### TASK INSTRUCTIONS
When you set down the entries, keep every word exactly as it is but drop the pictures.

### EXERCISE INPUT
··········
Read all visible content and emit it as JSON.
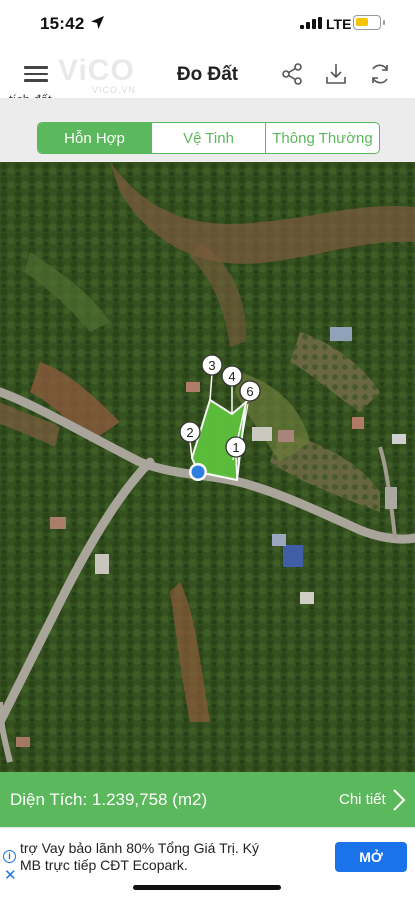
{
  "status_bar": {
    "time": "15:42",
    "carrier": "LTE",
    "battery_level": 0.55,
    "battery_color": "#f5c400"
  },
  "header": {
    "title": "Đo Đất",
    "watermark": "ViCO",
    "watermark_sub": "VICO.VN",
    "icons": [
      "menu-icon",
      "share-icon",
      "download-icon",
      "refresh-icon"
    ]
  },
  "cut_text": "tích đất.",
  "map_type": {
    "options": [
      "Hỗn Hợp",
      "Vệ Tinh",
      "Thông Thường"
    ],
    "selected": "Hỗn Hợp"
  },
  "map": {
    "vertex_labels": [
      "1",
      "2",
      "3",
      "4",
      "6"
    ],
    "polygon_color": "#5dc23c"
  },
  "area": {
    "label": "Diện Tích: 1.239,758 (m2)",
    "detail_link": "Chi tiết"
  },
  "ad": {
    "line1": "trợ Vay bảo lãnh 80% Tổng Giá Trị. Ký",
    "line2": "MB trực tiếp CĐT Ecopark.",
    "button": "MỞ"
  },
  "colors": {
    "accent": "#5cb85c",
    "ad_button": "#1a73e8"
  }
}
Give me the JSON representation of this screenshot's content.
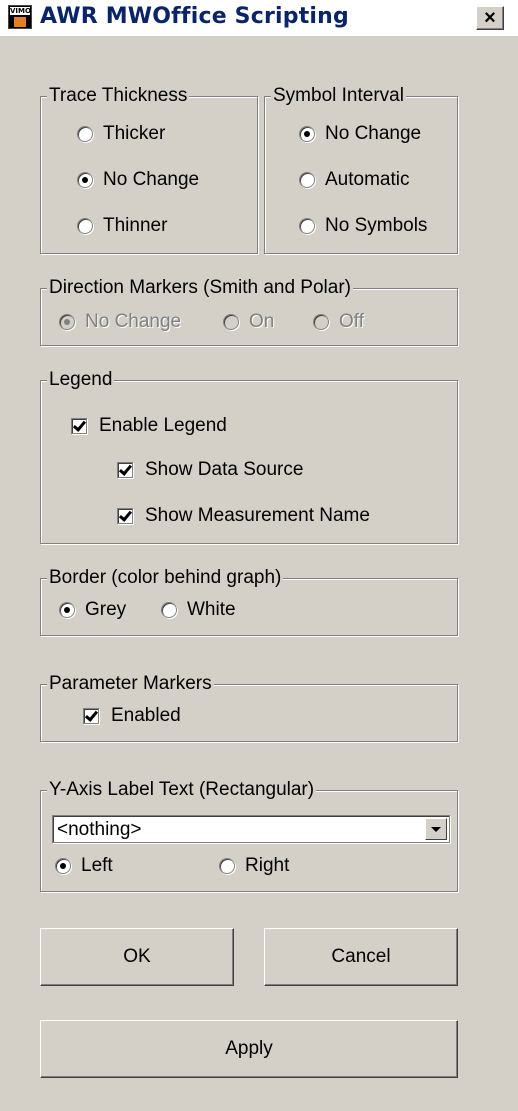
{
  "window": {
    "title": "AWR MWOffice Scripting",
    "icon_text": "VIMO",
    "close_label": "×"
  },
  "trace_thickness": {
    "label": "Trace Thickness",
    "options": [
      {
        "label": "Thicker",
        "checked": false
      },
      {
        "label": "No Change",
        "checked": true
      },
      {
        "label": "Thinner",
        "checked": false
      }
    ]
  },
  "symbol_interval": {
    "label": "Symbol Interval",
    "options": [
      {
        "label": "No Change",
        "checked": true
      },
      {
        "label": "Automatic",
        "checked": false
      },
      {
        "label": "No Symbols",
        "checked": false
      }
    ]
  },
  "direction_markers": {
    "label": "Direction Markers (Smith and Polar)",
    "disabled": true,
    "options": [
      {
        "label": "No Change",
        "checked": true
      },
      {
        "label": "On",
        "checked": false
      },
      {
        "label": "Off",
        "checked": false
      }
    ]
  },
  "legend": {
    "label": "Legend",
    "enable": {
      "label": "Enable Legend",
      "checked": true
    },
    "show_data_source": {
      "label": "Show Data Source",
      "checked": true
    },
    "show_measurement_name": {
      "label": "Show Measurement Name",
      "checked": true
    }
  },
  "border": {
    "label": "Border (color behind graph)",
    "options": [
      {
        "label": "Grey",
        "checked": true
      },
      {
        "label": "White",
        "checked": false
      }
    ]
  },
  "parameter_markers": {
    "label": "Parameter Markers",
    "enabled": {
      "label": "Enabled",
      "checked": true
    }
  },
  "y_axis_label": {
    "label": "Y-Axis Label Text (Rectangular)",
    "selected": "<nothing>",
    "options": [
      {
        "label": "Left",
        "checked": true
      },
      {
        "label": "Right",
        "checked": false
      }
    ]
  },
  "buttons": {
    "ok": "OK",
    "cancel": "Cancel",
    "apply": "Apply"
  },
  "colors": {
    "face": "#d4d0c8",
    "title_text": "#0a246a",
    "shadow": "#808080",
    "highlight": "#ffffff"
  }
}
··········
### REPLY
Read all visible content and emit it as JSON.
{
  "status_bar": {
    "time": "15:42",
    "carrier": "LTE",
    "battery_level": 0.55,
    "battery_color": "#f5c400"
  },
  "header": {
    "title": "Đo Đất",
    "watermark": "ViCO",
    "watermark_sub": "VICO.VN",
    "icons": [
      "menu-icon",
      "share-icon",
      "download-icon",
      "refresh-icon"
    ]
  },
  "cut_text": "tích đất.",
  "map_type": {
    "options": [
      "Hỗn Hợp",
      "Vệ Tinh",
      "Thông Thường"
    ],
    "selected": "Hỗn Hợp"
  },
  "map": {
    "vertex_labels": [
      "1",
      "2",
      "3",
      "4",
      "6"
    ],
    "polygon_color": "#5dc23c"
  },
  "area": {
    "label": "Diện Tích: 1.239,758 (m2)",
    "detail_link": "Chi tiết"
  },
  "ad": {
    "line1": "trợ Vay bảo lãnh 80% Tổng Giá Trị. Ký",
    "line2": "MB trực tiếp CĐT Ecopark.",
    "button": "MỞ"
  },
  "colors": {
    "accent": "#5cb85c",
    "ad_button": "#1a73e8"
  }
}
Give me the JSON representation of this screenshot's content.
{
  "window": {
    "title": "AWR MWOffice Scripting",
    "icon_text": "VIMO",
    "close_label": "×"
  },
  "trace_thickness": {
    "label": "Trace Thickness",
    "options": [
      {
        "label": "Thicker",
        "checked": false
      },
      {
        "label": "No Change",
        "checked": true
      },
      {
        "label": "Thinner",
        "checked": false
      }
    ]
  },
  "symbol_interval": {
    "label": "Symbol Interval",
    "options": [
      {
        "label": "No Change",
        "checked": true
      },
      {
        "label": "Automatic",
        "checked": false
      },
      {
        "label": "No Symbols",
        "checked": false
      }
    ]
  },
  "direction_markers": {
    "label": "Direction Markers (Smith and Polar)",
    "disabled": true,
    "options": [
      {
        "label": "No Change",
        "checked": true
      },
      {
        "label": "On",
        "checked": false
      },
      {
        "label": "Off",
        "checked": false
      }
    ]
  },
  "legend": {
    "label": "Legend",
    "enable": {
      "label": "Enable Legend",
      "checked": true
    },
    "show_data_source": {
      "label": "Show Data Source",
      "checked": true
    },
    "show_measurement_name": {
      "label": "Show Measurement Name",
      "checked": true
    }
  },
  "border": {
    "label": "Border (color behind graph)",
    "options": [
      {
        "label": "Grey",
        "checked": true
      },
      {
        "label": "White",
        "checked": false
      }
    ]
  },
  "parameter_markers": {
    "label": "Parameter Markers",
    "enabled": {
      "label": "Enabled",
      "checked": true
    }
  },
  "y_axis_label": {
    "label": "Y-Axis Label Text (Rectangular)",
    "selected": "<nothing>",
    "options": [
      {
        "label": "Left",
        "checked": true
      },
      {
        "label": "Right",
        "checked": false
      }
    ]
  },
  "buttons": {
    "ok": "OK",
    "cancel": "Cancel",
    "apply": "Apply"
  },
  "colors": {
    "face": "#d4d0c8",
    "title_text": "#0a246a",
    "shadow": "#808080",
    "highlight": "#ffffff"
  }
}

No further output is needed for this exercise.